By Sean Reis
At this summer’s E3 2015 Press Conference, Bethesda Studios announced its latest installment in the “Fallout” series and hype immediately ensued. Set in the year 2287 in post-apocalyptic Boston, Mass., also known as the Commonwealth. “Fallout 4” may not have lived up to every fan’s expectations. Following countless hours of gameplay, however, I must disagree.
First and foremost, I feel the need to write to the haters. All I ask is, “What did you expect?”
At the end of the day, “Fallout 4” is a sequel — another “Fallout” title and merely an updated installment in the series. To expect anything else would be simply outrageous. I understood this before I bought the game.
I also understood I could not compare “Fallout 4” to “Fallout 3” — one of the most innovative video games in history — and I will not make such comparisons. Instead, I will pretend as though “Fallout 4” was the first of its kind with no predecessors, in which case it receives a 10 out of 10.
In “Fallout 4,” the player has full control over the entire game, and although there is a strict plot to be followed, the various ways for the player to eventually “beat the game” are seemingly endless. Not only are there multiple sides to choose from, but as you complete the story, you can also wander around the Commonwealth, an area large enough to explore for days of gameplay with no end in sight.
With another settlement to trade with or another building to scavenge around every corner, you can do whatever you want in the post-apocalyptic city of Boston. As the lone survivor of Vault 111, you can continue as a lone wolf, you can have your choice of companions fight by your side or you can even start your own town.
If starting your own town seems like it might be too much work, know that I originally thought so, too. However, like many other aspects of the game, I quickly found myself lost in establishing my sanctuary for all, despite the little interest I previously had, because the game does a very good job at pushing you to try it.
Whether or not you will enjoy starting a settlement as much as I did, I do not know, but I highly recommend taking at least some time away from the story to do so. I will warn you, though, that finding time away from the story will be difficult because you will be emotionally enveloped.
When I said you will be “emotionally enveloped” in the story, I meant it. Never have I ever taken a break from a video game because I felt I could not decide whose side I was on. Meanwhile, for “Fallout 4,” I had to take a two-day hiatus to finally make up my mind. I didn’t even complete side quests during this time — that was how emotionally conflicted I was and that is what put this game over the top for me.

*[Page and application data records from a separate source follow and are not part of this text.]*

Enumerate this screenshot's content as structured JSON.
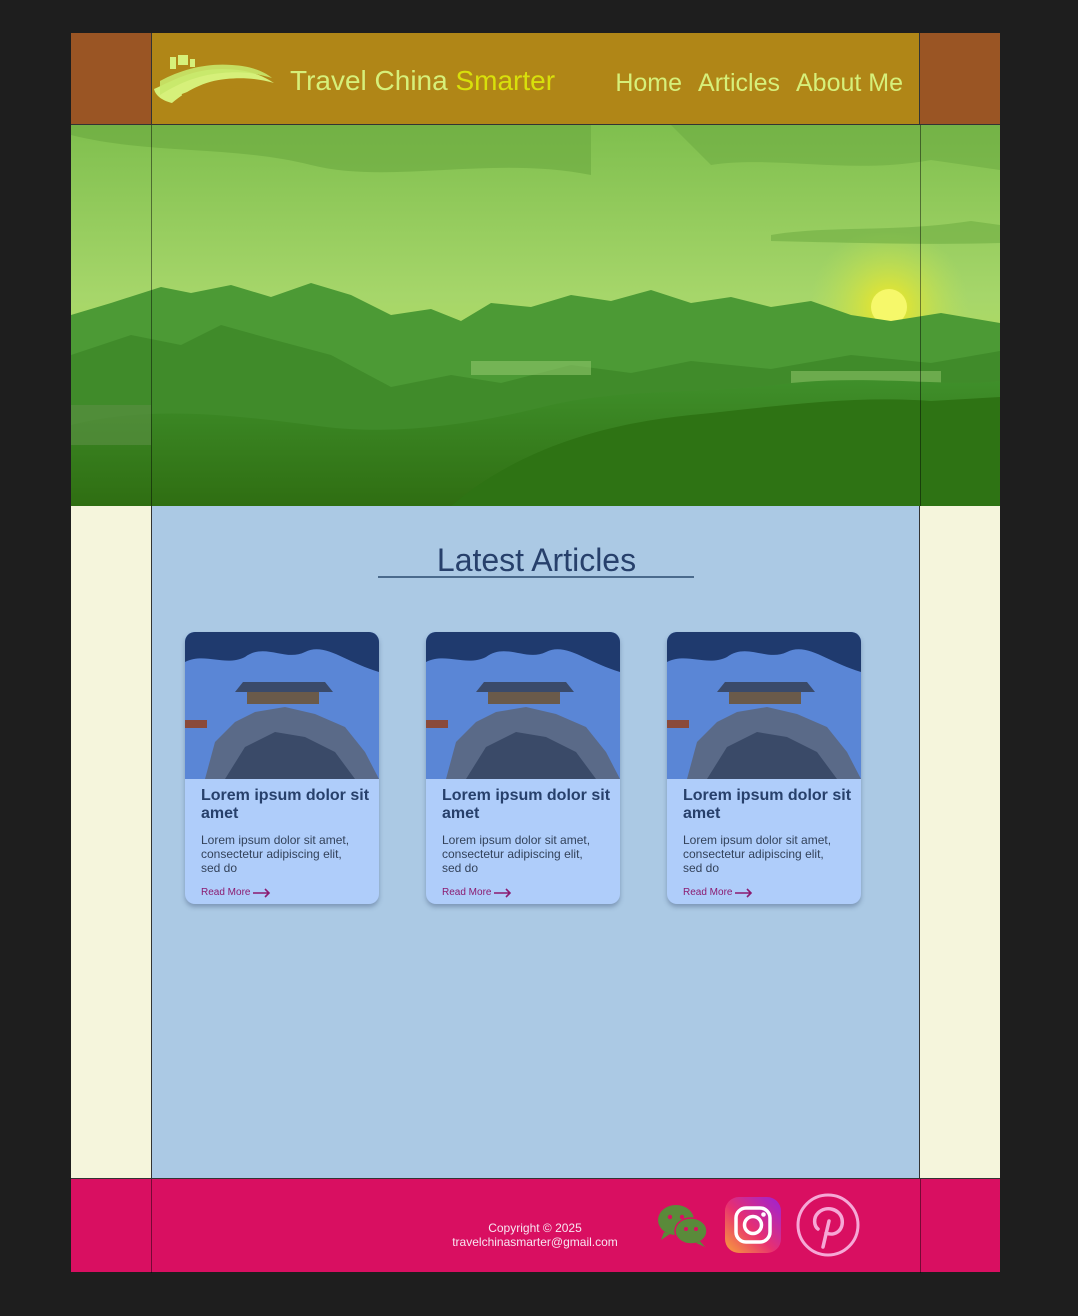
{
  "header": {
    "site_title_main": "Travel China ",
    "site_title_accent": "Smarter",
    "nav": [
      "Home",
      "Articles",
      "About Me"
    ]
  },
  "main": {
    "section_title": "Latest Articles",
    "cards": [
      {
        "title": "Lorem ipsum dolor sit amet",
        "excerpt": "Lorem ipsum dolor sit amet, consectetur adipiscing elit, sed do",
        "link": "Read More"
      },
      {
        "title": "Lorem ipsum dolor sit amet",
        "excerpt": "Lorem ipsum dolor sit amet, consectetur adipiscing elit, sed do",
        "link": "Read More"
      },
      {
        "title": "Lorem ipsum dolor sit amet",
        "excerpt": "Lorem ipsum dolor sit amet, consectetur adipiscing elit, sed do",
        "link": "Read More"
      }
    ]
  },
  "footer": {
    "copyright": "Copyright © 2025",
    "email": "travelchinasmarter@gmail.com",
    "social_icons": [
      "wechat-icon",
      "instagram-icon",
      "pinterest-icon"
    ]
  },
  "colors": {
    "header_bg": "#b08617",
    "header_side": "#9a5524",
    "title_text": "#d6f07a",
    "title_accent": "#d8e00b",
    "main_bg": "#abc9e4",
    "side_bg": "#f5f5dc",
    "card_bg": "#afcdfa",
    "heading_text": "#27406b",
    "link_text": "#8b1b70",
    "footer_bg": "#d90f61"
  }
}
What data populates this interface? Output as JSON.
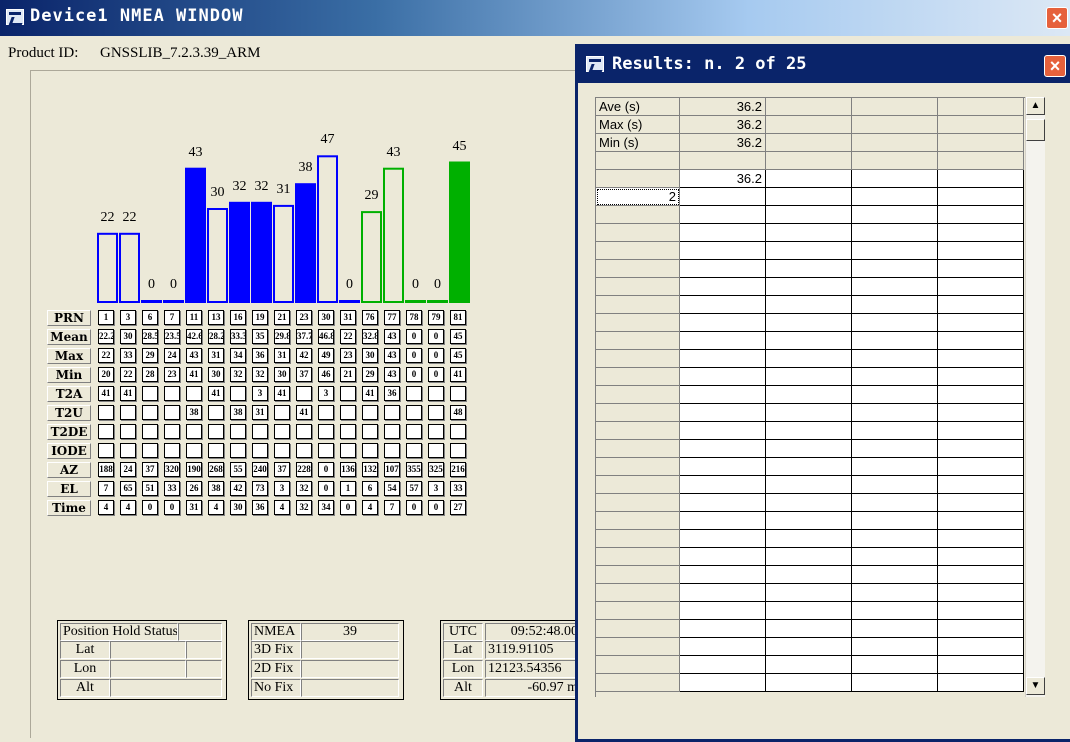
{
  "main_window": {
    "title": "Device1 NMEA WINDOW",
    "close": "×",
    "product_label": "Product ID:",
    "product_value": "GNSSLIB_7.2.3.39_ARM",
    "bar_values": [
      "22",
      "22",
      "0",
      "0",
      "43",
      "30",
      "32",
      "32",
      "31",
      "38",
      "47",
      "0",
      "29",
      "43",
      "0",
      "0",
      "45"
    ],
    "bar_styles": [
      "blue-outline",
      "blue-outline",
      "blue-outline",
      "blue-outline",
      "blue-filled",
      "blue-outline",
      "blue-filled",
      "blue-filled",
      "blue-outline",
      "blue-filled",
      "blue-outline",
      "blue-outline",
      "green-outline",
      "green-outline",
      "green-outline",
      "green-outline",
      "green-filled"
    ],
    "colors": {
      "gps": "#0000ff",
      "glonass": "#00b000"
    },
    "table": {
      "row_headers": [
        "PRN",
        "Mean",
        "Max",
        "Min",
        "T2A",
        "T2U",
        "T2DE",
        "IODE",
        "AZ",
        "EL",
        "Time"
      ],
      "rows": [
        [
          "1",
          "3",
          "6",
          "7",
          "11",
          "13",
          "16",
          "19",
          "21",
          "23",
          "30",
          "31",
          "76",
          "77",
          "78",
          "79",
          "81"
        ],
        [
          "22.2",
          "30",
          "28.5",
          "23.5",
          "42.6",
          "28.2",
          "33.3",
          "35",
          "29.8",
          "37.7",
          "46.8",
          "22",
          "32.8",
          "43",
          "0",
          "0",
          "45"
        ],
        [
          "22",
          "33",
          "29",
          "24",
          "43",
          "31",
          "34",
          "36",
          "31",
          "42",
          "49",
          "23",
          "30",
          "43",
          "0",
          "0",
          "45"
        ],
        [
          "20",
          "22",
          "28",
          "23",
          "41",
          "30",
          "32",
          "32",
          "30",
          "37",
          "46",
          "21",
          "29",
          "43",
          "0",
          "0",
          "41"
        ],
        [
          "41",
          "41",
          "",
          "",
          "",
          "41",
          "",
          "3",
          "41",
          "",
          "3",
          "",
          "41",
          "36",
          "",
          "",
          ""
        ],
        [
          "",
          "",
          "",
          "",
          "38",
          "",
          "38",
          "31",
          "",
          "41",
          "",
          "",
          "",
          "",
          "",
          "",
          "48"
        ],
        [
          "",
          "",
          "",
          "",
          "",
          "",
          "",
          "",
          "",
          "",
          "",
          "",
          "",
          "",
          "",
          "",
          ""
        ],
        [
          "",
          "",
          "",
          "",
          "",
          "",
          "",
          "",
          "",
          "",
          "",
          "",
          "",
          "",
          "",
          "",
          ""
        ],
        [
          "188",
          "24",
          "37",
          "320",
          "190",
          "268",
          "55",
          "240",
          "37",
          "228",
          "0",
          "136",
          "132",
          "107",
          "355",
          "325",
          "216"
        ],
        [
          "7",
          "65",
          "51",
          "33",
          "26",
          "38",
          "42",
          "73",
          "3",
          "32",
          "0",
          "1",
          "6",
          "54",
          "57",
          "3",
          "33"
        ],
        [
          "4",
          "4",
          "0",
          "0",
          "31",
          "4",
          "30",
          "36",
          "4",
          "32",
          "34",
          "0",
          "4",
          "7",
          "0",
          "0",
          "27"
        ]
      ]
    },
    "position_hold": {
      "title": "Position Hold Status",
      "lat_label": "Lat",
      "lon_label": "Lon",
      "alt_label": "Alt"
    },
    "fix_status": {
      "nmea_label": "NMEA",
      "nmea_value": "39",
      "fix3d_label": "3D Fix",
      "fix2d_label": "2D Fix",
      "nofix_label": "No Fix"
    },
    "position": {
      "utc_label": "UTC",
      "utc_value": "09:52:48.00",
      "lat_label": "Lat",
      "lat_value": "3119.91105",
      "lon_label": "Lon",
      "lon_value": "12123.54356",
      "alt_label": "Alt",
      "alt_value": "-60.97 m"
    }
  },
  "results_window": {
    "title": "Results: n. 2 of 25",
    "close": "×",
    "stat_labels": [
      "Ave (s)",
      "Max (s)",
      "Min (s)"
    ],
    "stat_values": [
      "36.2",
      "36.2",
      "36.2"
    ],
    "summary_value": "36.2",
    "selected_row_index": "2",
    "scroll_up": "▲",
    "scroll_down": "▼"
  }
}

“Fallout 4” is my pick for the game of the year. Though I promise I won’t spoil the ending for you, promises mean nothing in the Commonwealth, where I hope you enjoy exploring over winter break.